There is no need for me to repeat the tale of Harriette’s career from here on in. It is too well known. From The Sorcerer and its companion The Spectre Knight, she went on to the role of Little Buttercup, especially written to feature her (Mrs Howard Paul was to have been Hebe, and Buttercup the second character lady) and wrote herself into history.  And then came The Pirates of Penzance. 

The role of Ruth was played originally (in America) by Alice Barnett. Miss Barnett was very tall and decidedly Amazonian. In London, it was to be played by lovable, roly-poly Harriette. It wasn’t, of course, because she suffered the rehearsal accident which effectively ended her career and maybe her life. 

What would have happened had Miss Everard lived? She was ‘A’ team. Would the Savoy character ladies have been modelled on her rather than on Miss Barnett?  Lady Jane, Fairy Queen, Katisha? The Savoy Operas might have been somewhat different in layout and form to those we know.

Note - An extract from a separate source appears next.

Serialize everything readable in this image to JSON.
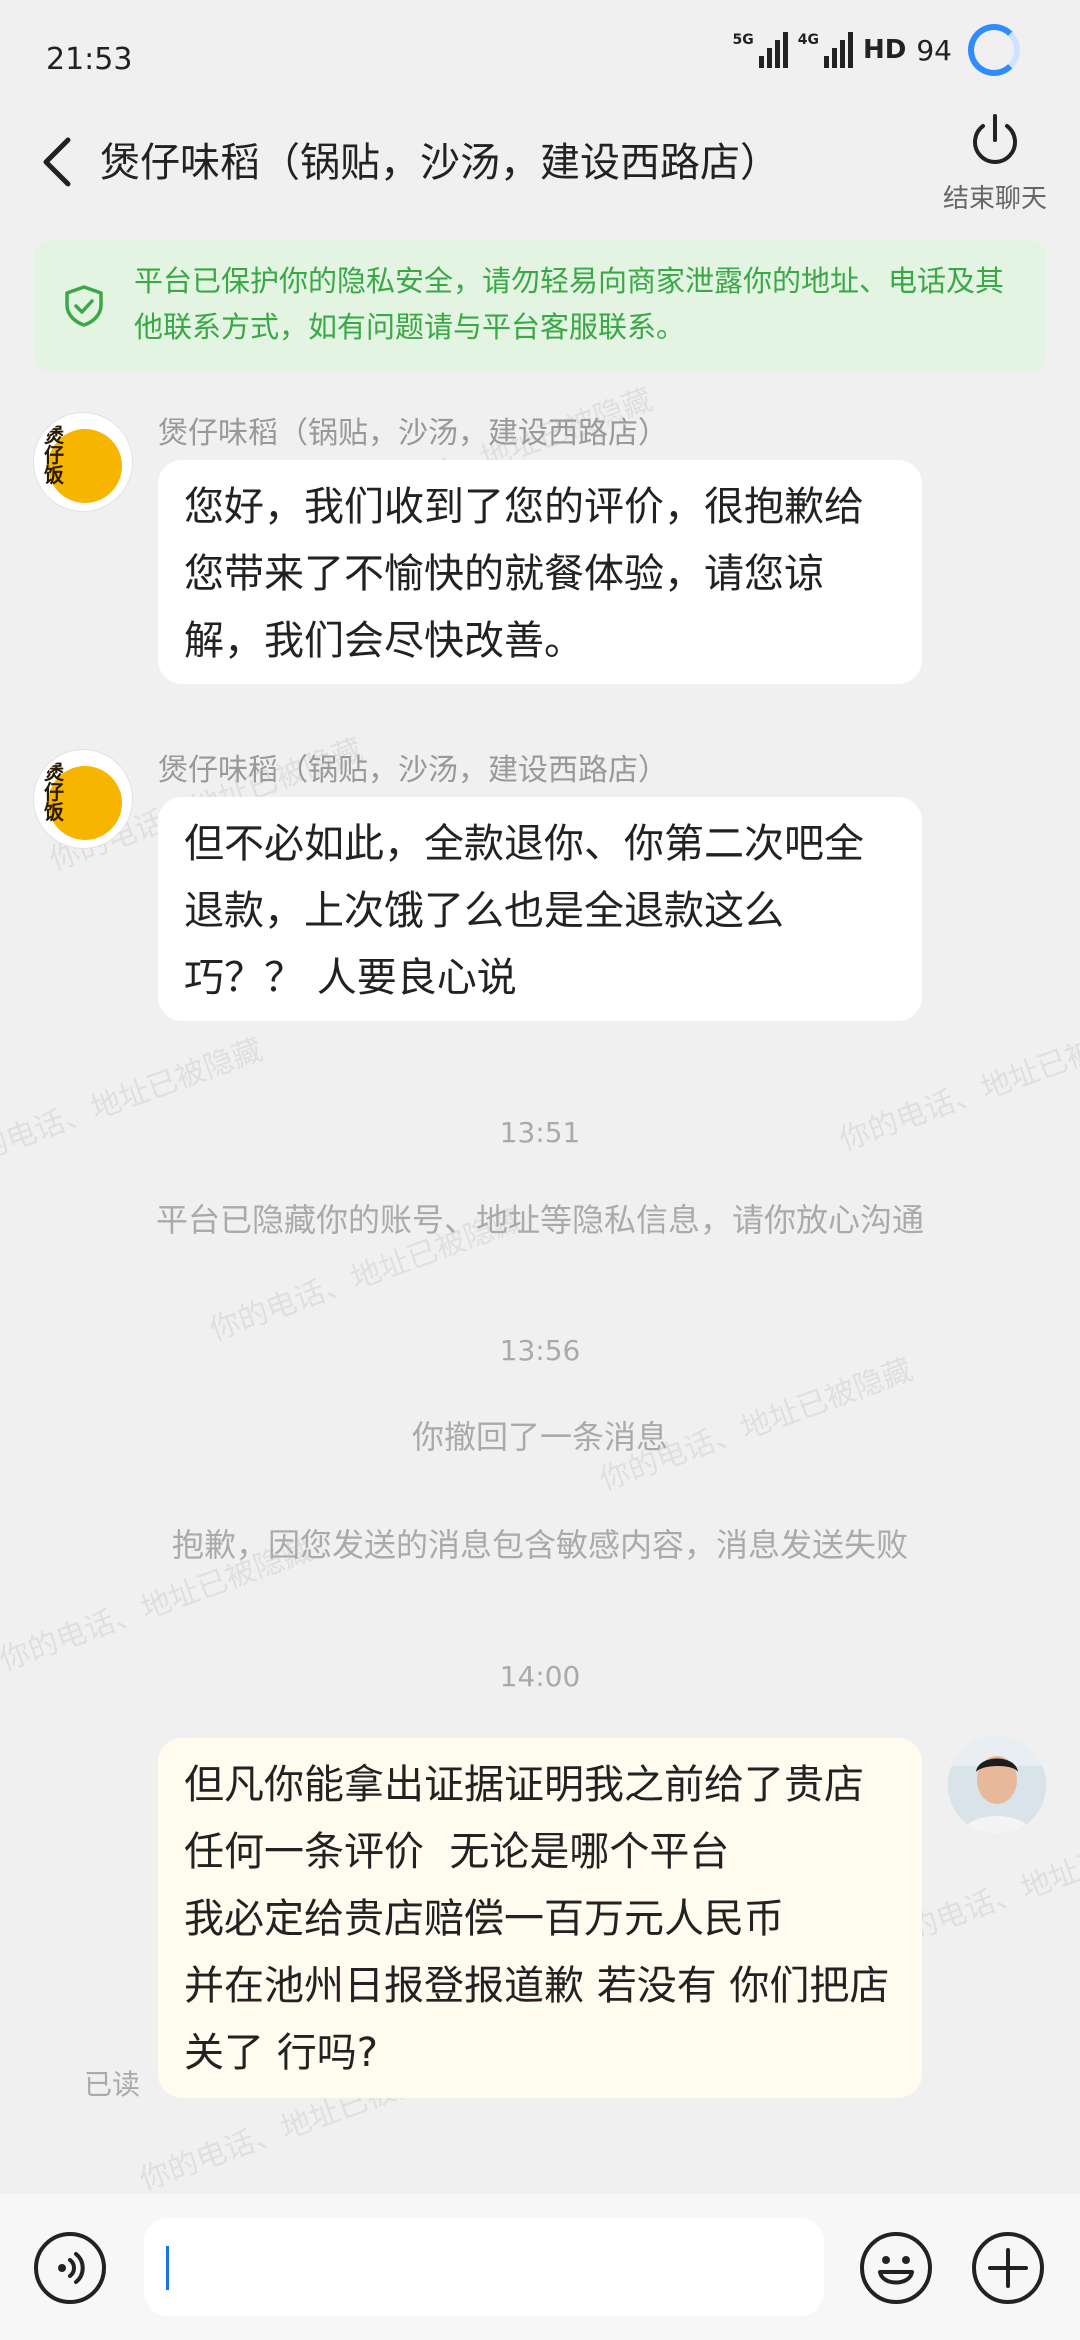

We’ll never know.

I’d better tidy up the ends. Harriette married (again) a gentleman – well, a commission agent -- seven years younger than she by name George William Darley Beswick. The marriage was, of course, of short duration. He remarried after her death, but died himself 6 July 1904. I can’t find him (or her) in the 1881 census. But I haven’t looked hard.

As for the brothers and sisters, the Woollams family were the delight of the Hammersmith, Brook Green and Richmond amdrams for years, before both Percy and Walter turned professional.
Adela didn’t, but after a curious marriage (yes, another) to a chap called Paul Xavier Hubert who was supposed to be a naval attaché from Livorno, but seems to have been the son of a Woollams Wallpaper employee, second-wed one William Lauderdale Maitland. Mr Maitland was a florist of Irish sources, and he too had been involved in showbiz. Under the pseudonyms of ‘the brothers Mansell’ he and brother Richard had been responsible for bringing the ground-breaking opéra-bouffe Chilpéric to England! The story of which I have told at length elsewhere ..! Oh, William was the smart brother who got out of the theatre and back into flowers. Richard was the mad one ..











3 comments:

ss said...

Super! Thank you for that. I don't suppose you have a year when the "second" marriage took place?

Sam Silvers

GEROLSTEIN said...

Hi Sam

Strand Register Office 5 June 1879

ss said...

Thanks!
Sam